Hongkongers should speak their mind on electoral reform regardless of outcome, says Cardinal Zen
Cardinal Joseph Zen Ze-kiun urges people to choose their preferred reform plan and not to worry whether it will succeed
Beijing’s white paper on the “one country, two systems” would only encourage Hongkongers to vote in Occupy Central’s citywide poll next week, says pan-democratic heavyweight Cardinal Joseph Zen Ze-kiun.
“[This is because] Hongkongers still care about their dignity. They would hit back if they are repressed and forced to be slaves,” Zen told Commercial Radio’s talk show On a Clear Day this morning.
He was referring to the “white paper” which has sparked fierce criticisms from pan-democrats and the legal sector since its release on Tuesday. The document stresses that Beijing holds “comprehensive jurisdiction” over Hong Kong and says the city’s administrators – including the judges – should “love the country”.
Tomorrow, Zen will embark on a seven-day march across most of the city’s 18 districts to call for Hongkongers to vote in the June 20-22 referendum, alongside Occupy Central advocate Reverend Chu Yiu-ming and other pan-democrats.
The referendum, commissioned by Occupy Central organisers and to be conducted by the University of Hong Kong, would ask people to pick their preferred electoral reform proposal out of three shortlisted by 2,500 Occupy Central supporters last month.
“This is a very unique opportunity … for Hongkongers to express their views,” he said.
Zen added that people should vote even if they do not support any of the three proposals -- which all support public nomination. Pan-democrats have been demanding the right for all registered voters to nominate chief executive candidates but the idea has been repeatedly banned by Beijing.
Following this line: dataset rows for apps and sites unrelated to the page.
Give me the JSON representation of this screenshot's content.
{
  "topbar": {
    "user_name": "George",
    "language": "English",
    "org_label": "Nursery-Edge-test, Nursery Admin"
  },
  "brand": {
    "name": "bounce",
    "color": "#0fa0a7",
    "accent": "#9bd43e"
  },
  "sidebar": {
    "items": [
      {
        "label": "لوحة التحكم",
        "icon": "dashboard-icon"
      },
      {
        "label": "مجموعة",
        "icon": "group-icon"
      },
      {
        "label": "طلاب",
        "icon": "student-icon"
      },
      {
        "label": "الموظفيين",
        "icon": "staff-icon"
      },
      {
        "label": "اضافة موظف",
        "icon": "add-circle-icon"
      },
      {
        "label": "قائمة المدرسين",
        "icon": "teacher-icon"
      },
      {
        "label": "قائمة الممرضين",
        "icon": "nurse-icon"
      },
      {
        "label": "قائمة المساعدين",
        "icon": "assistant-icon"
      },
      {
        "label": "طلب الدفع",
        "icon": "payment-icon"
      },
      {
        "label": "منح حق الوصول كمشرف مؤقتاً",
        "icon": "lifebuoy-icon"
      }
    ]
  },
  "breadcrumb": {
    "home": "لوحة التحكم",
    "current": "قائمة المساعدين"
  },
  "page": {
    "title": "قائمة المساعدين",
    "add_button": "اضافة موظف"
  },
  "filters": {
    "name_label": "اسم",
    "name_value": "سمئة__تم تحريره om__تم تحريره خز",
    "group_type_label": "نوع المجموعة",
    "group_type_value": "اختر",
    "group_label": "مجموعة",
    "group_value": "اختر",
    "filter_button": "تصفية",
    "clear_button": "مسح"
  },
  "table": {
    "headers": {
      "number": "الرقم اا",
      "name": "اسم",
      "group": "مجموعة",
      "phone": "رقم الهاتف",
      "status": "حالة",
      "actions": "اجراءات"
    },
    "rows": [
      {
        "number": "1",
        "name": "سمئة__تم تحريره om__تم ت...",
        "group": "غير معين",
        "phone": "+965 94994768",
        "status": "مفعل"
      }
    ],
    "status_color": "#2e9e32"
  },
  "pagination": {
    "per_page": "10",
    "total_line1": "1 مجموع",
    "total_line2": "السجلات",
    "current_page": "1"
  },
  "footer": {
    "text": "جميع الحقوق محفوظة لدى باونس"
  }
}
“We are not asking whether these plans would succeed, but whether you like them or not,” he said. “The more people expressing their preference on the proposals, the more hope there will be [for the plans to succeed].” He hoped that 300,000 Hongkongers would participate in the poll and that the government would listen to the people’s voices.
Zen said he was still considering whether to join Occupy Central, a campaign to mobilise 10,000 people to block main roads in Central if the government fails to offer a satisfactory reform plan. Zen said he feared that there might be uncertainties.
These included Beijing’s threat to deploy the People’s Liberation Army to handle the event and outsiders’ attempt to ruin what is intended to be a peaceful rally. “I need to see if there’s any danger … but if there’s hope [in the campaign], I would consider joining,” he said.
The 82-year old Cardinal also fears that he could not witness the city’s democracy.
“The recent development seems to reflect that Beijing doesn’t dare to give [democracy] to Hong Kong,” he lamented. “But I still need to speak up and fight for it.”
He urged the government officials who spearheaded the reform, including Chief Secretary Carrie Lam Cheng Yuet-ngor, to listen to more “children’s singing” and keep some childhood innocence.
“Keep the conscience and not to be a slave,” he said.